Instructions for the task
Search term "Boolean": please copy every line of the records below that contains it.

*** Begin section ***

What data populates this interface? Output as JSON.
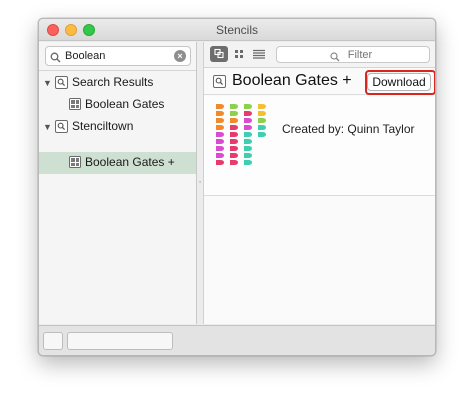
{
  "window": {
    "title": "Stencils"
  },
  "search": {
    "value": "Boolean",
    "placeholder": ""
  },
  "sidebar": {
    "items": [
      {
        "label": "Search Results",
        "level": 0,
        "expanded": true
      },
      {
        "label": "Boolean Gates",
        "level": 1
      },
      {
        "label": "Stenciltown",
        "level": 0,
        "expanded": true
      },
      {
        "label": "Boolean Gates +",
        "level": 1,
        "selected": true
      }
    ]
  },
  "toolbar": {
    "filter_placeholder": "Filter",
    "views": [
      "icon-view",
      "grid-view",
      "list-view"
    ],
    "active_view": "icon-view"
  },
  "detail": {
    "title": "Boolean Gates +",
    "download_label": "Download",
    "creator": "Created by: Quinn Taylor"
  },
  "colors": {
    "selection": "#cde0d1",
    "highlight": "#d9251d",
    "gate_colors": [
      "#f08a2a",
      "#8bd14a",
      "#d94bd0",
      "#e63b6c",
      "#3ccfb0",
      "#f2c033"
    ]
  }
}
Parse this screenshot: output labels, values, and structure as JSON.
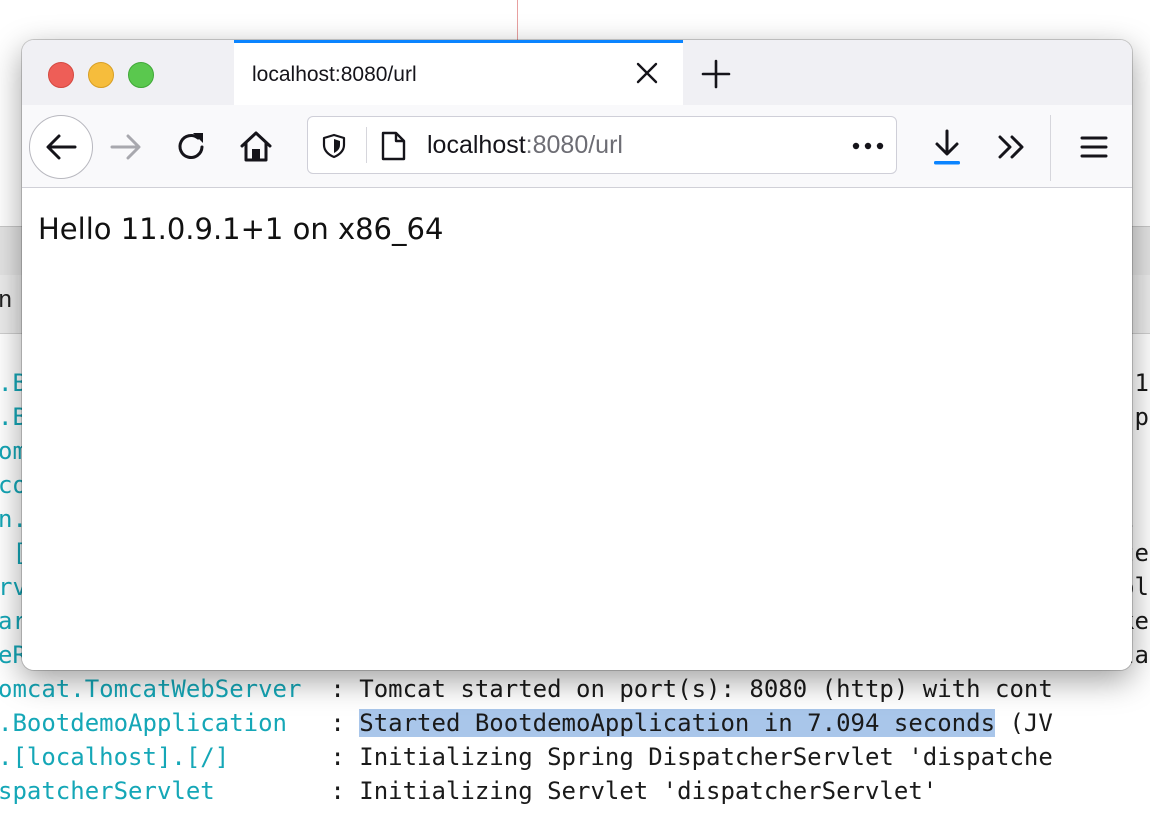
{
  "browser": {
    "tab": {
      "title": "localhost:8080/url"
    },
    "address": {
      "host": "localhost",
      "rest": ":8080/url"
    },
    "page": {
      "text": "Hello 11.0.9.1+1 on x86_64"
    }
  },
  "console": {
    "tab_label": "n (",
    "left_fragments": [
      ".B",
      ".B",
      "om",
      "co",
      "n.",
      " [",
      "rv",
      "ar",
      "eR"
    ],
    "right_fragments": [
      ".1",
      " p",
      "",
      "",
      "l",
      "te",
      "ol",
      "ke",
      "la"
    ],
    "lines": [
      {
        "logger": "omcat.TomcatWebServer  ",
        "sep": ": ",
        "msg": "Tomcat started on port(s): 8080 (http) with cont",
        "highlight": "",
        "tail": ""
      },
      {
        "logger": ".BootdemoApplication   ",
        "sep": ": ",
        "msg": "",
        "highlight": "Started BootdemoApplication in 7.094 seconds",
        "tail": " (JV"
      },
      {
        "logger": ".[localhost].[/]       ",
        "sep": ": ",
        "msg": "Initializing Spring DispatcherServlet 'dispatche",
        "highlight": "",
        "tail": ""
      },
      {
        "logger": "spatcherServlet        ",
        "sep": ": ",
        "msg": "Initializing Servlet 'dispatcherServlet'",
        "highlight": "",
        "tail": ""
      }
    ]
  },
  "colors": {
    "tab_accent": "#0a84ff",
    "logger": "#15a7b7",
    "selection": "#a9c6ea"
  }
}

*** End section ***

Answer box
    "value": "Boolean",
        "label": "Boolean Gates",
        "label": "Boolean Gates +",
    "title": "Boolean Gates +",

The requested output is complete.